Indigenous Women’s Bridging Program
This project aims to break the cycle of trauma by supporting Indigenous women to learn, recognize healthy and unhealthy relationships, develop self-knowledge and skills related to their personal growth, and support the development of skills and networks to foster their personal and financial security. It is tailored to recognize and respond to the unique needs, strengths and learning styles of Indigenous peoples, including recognizing the complexities of intergenerational trauma and colonialism and its effects on family and community life. The program delivers group and individual supports that strengthen protective factors for good mental health and enable access to skills, resources, and supportive environments that enhance equity and keep Indigenous women and their families mentally healthy for the long term.
Lead organization: Bridges for Women Society
Indigenous women (transgender and cisgender), non-binary, and two-spirit people who identify as part of the women’s community living in urban areas of Greater Victoria and in the reserve communities of individual nations within the W’SANEC and Lkwungen territories.
Break the cycle of trauma by supporting Indigenous women to:

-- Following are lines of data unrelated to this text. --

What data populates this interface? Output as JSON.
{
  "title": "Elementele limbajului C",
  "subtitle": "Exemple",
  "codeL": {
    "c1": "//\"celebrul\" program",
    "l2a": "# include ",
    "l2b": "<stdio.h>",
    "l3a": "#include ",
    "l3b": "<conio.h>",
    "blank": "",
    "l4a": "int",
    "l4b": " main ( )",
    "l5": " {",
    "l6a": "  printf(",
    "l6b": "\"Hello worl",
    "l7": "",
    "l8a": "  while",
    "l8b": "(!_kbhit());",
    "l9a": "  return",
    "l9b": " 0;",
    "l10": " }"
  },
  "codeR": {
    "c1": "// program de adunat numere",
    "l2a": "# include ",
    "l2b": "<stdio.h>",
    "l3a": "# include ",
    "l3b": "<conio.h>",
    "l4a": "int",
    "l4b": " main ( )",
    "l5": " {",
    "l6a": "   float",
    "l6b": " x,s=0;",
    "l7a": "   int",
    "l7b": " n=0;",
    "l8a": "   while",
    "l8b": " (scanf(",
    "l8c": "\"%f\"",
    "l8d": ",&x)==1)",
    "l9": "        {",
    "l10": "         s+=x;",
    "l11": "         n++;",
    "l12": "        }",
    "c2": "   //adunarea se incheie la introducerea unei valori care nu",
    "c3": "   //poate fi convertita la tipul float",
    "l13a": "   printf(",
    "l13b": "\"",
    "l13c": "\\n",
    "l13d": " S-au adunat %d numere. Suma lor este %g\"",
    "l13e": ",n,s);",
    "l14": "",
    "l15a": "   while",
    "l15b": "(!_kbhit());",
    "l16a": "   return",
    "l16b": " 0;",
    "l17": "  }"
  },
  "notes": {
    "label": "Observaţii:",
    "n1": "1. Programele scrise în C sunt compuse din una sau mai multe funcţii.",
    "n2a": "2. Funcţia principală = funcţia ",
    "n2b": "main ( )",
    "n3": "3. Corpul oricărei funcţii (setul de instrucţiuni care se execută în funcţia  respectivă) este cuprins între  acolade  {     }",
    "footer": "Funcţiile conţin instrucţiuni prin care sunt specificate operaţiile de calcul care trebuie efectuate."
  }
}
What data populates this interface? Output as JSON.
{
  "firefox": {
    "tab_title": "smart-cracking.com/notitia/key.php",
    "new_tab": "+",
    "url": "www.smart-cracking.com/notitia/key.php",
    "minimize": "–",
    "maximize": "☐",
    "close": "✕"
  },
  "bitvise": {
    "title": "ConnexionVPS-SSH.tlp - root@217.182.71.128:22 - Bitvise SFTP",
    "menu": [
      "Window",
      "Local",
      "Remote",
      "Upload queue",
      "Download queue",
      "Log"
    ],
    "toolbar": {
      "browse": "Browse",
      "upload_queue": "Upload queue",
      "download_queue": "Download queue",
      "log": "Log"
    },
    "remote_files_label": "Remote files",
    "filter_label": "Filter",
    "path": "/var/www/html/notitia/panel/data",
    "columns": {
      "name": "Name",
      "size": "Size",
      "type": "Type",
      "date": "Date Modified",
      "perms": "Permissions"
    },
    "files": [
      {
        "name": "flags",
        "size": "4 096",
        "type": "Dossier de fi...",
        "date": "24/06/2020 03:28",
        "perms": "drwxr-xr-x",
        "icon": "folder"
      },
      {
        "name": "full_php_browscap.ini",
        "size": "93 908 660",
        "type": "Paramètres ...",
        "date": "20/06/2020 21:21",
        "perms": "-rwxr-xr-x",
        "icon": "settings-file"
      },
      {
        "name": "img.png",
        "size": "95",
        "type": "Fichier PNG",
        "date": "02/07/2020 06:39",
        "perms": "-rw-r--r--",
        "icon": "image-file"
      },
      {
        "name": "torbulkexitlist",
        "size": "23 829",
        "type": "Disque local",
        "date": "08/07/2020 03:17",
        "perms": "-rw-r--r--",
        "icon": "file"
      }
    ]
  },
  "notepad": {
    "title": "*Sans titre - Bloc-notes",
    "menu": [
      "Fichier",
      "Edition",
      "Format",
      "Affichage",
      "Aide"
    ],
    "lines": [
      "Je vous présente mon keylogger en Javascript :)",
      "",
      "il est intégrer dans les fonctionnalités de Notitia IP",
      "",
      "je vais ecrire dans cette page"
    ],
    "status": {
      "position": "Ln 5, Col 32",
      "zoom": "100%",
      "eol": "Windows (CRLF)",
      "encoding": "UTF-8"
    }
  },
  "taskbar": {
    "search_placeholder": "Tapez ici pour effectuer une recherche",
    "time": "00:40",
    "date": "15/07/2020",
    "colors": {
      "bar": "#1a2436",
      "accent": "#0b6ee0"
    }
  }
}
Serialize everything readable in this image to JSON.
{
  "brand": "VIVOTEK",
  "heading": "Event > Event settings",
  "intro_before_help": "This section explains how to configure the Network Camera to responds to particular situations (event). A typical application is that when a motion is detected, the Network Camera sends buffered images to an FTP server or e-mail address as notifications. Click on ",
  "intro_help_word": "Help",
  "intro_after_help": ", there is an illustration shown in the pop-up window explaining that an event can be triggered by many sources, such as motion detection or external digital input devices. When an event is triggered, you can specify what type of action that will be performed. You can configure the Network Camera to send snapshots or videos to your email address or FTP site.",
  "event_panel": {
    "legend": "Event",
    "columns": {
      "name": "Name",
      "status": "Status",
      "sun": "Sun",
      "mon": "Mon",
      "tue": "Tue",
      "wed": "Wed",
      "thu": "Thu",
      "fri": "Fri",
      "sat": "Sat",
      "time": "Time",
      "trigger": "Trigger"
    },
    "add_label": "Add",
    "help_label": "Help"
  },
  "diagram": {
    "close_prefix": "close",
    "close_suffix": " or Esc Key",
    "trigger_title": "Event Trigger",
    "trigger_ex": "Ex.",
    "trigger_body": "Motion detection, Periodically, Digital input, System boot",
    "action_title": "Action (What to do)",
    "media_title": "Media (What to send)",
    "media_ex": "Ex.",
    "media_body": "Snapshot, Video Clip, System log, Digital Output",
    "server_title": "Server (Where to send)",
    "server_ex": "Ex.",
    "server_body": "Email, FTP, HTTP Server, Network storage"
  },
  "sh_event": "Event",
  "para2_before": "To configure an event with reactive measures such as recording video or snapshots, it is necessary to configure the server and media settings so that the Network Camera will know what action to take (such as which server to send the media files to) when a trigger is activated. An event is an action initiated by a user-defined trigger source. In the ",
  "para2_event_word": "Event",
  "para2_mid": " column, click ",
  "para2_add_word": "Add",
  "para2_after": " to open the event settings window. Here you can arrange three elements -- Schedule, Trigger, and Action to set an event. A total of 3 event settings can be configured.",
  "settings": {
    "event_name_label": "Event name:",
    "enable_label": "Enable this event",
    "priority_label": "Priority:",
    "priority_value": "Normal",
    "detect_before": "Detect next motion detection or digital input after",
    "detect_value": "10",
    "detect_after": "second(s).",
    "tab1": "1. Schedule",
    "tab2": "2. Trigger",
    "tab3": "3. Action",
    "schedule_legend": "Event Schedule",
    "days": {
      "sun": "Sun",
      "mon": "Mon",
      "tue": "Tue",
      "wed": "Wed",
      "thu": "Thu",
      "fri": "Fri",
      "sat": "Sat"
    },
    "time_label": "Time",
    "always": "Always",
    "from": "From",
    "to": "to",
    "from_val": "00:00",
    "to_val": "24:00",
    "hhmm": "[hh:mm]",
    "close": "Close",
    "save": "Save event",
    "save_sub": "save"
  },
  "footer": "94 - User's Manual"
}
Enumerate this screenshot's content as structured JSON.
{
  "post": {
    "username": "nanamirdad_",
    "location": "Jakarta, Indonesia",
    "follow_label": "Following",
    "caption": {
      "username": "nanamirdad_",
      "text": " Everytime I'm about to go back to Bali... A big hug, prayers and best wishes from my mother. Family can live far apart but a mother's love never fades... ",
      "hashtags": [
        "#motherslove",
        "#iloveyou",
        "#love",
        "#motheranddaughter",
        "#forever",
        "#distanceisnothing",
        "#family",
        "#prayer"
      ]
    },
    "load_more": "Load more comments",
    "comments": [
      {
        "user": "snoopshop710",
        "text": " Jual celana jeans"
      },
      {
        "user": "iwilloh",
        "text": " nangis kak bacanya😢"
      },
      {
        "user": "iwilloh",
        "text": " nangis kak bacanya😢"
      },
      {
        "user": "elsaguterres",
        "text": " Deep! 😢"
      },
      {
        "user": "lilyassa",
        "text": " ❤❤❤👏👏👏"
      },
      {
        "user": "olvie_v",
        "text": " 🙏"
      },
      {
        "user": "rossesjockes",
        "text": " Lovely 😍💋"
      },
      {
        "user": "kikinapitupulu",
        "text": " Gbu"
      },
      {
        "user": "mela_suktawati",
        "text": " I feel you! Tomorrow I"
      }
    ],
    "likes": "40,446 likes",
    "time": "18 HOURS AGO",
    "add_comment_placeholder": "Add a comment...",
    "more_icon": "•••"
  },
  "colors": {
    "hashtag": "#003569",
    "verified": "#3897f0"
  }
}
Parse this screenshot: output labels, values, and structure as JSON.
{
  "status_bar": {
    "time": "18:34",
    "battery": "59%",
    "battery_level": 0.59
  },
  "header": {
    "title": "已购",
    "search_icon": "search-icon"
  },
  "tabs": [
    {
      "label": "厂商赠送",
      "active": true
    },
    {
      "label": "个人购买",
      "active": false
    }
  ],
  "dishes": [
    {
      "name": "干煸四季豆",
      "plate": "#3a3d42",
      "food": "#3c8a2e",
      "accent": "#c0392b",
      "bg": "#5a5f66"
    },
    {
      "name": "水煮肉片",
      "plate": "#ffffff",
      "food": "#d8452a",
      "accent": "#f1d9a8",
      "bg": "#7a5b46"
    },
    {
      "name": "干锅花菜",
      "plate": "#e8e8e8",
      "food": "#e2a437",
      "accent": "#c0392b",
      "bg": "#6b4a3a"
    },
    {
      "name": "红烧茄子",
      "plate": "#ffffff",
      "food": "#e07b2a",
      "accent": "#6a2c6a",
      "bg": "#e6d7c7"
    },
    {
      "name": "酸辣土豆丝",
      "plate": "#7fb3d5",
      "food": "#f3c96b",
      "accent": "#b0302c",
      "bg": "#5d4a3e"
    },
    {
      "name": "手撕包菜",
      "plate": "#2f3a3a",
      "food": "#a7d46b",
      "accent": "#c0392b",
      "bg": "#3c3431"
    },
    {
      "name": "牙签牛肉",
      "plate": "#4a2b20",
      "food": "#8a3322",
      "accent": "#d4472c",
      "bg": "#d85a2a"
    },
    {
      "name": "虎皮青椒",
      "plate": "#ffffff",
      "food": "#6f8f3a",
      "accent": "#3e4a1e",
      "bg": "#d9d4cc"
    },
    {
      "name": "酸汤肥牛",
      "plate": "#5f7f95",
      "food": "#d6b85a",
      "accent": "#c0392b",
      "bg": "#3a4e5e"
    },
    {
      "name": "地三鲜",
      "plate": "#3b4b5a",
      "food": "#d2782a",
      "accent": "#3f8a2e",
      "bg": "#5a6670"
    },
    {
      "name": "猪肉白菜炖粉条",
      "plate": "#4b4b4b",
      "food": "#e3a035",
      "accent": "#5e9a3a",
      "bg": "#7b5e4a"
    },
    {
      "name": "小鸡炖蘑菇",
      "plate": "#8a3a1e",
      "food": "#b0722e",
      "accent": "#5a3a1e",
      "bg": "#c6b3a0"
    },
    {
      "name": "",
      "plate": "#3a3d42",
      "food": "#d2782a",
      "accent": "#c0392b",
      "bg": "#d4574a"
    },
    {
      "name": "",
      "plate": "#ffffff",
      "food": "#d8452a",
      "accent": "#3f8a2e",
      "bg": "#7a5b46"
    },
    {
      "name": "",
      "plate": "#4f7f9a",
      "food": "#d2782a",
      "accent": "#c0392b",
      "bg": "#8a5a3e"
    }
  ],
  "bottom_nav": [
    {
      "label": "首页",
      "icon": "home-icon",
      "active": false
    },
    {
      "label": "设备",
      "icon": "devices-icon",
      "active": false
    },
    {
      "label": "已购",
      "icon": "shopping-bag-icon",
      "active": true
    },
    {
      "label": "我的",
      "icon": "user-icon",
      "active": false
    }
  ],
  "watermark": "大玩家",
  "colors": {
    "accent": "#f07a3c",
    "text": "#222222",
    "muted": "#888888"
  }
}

- Learn and recognize healthy and unhealthy relationships;
- Develop healthy coping and healing tools;
- Develop knowledge and skills related to their personal growth; and
- Support the development of skills and networks to foster their personal and financial security.
Using a trauma-informed, culturally safe, and women-centered approach, this program delivers:
- Group Supports – sessions will explore various topics (e.g., overcoming the effects of trauma, boundary-setting, violence prevention, exploring volunteer opportunities), as well as incorporate Indigenous ways of knowing and cultural practices (e.g., Elders story-sharing, beading, field trips).
- Individual supports — participants will receive one-on-one trauma counselling from a clinical counselor.
- Victoria, BC; and
- Reserve communities within the W’SANEC and Lkwungen territories
Indigenous women experience greater rates of violence, re-victimization to violence, poorer mental health outcomes, and heightened barriers from intergenerational trauma resulting from Residential Schools and effects of colonization.
The impacts of the pandemic – including economic, health, social connection, family violence, and opportunity impacts – have been disproportionately felt by Indigenous women already contending with the challenges of their trauma histories.
The program aims to address the service gap of safe, culturally appropriate programs for Indigenous women survivors of trauma.
Key protective factors
- Healthy relationships
- Involvement in community and group activities
- Cultural connectedness and identity
- Physical safety and security (e.g., violence, discrimination, racism)
- Cultural safety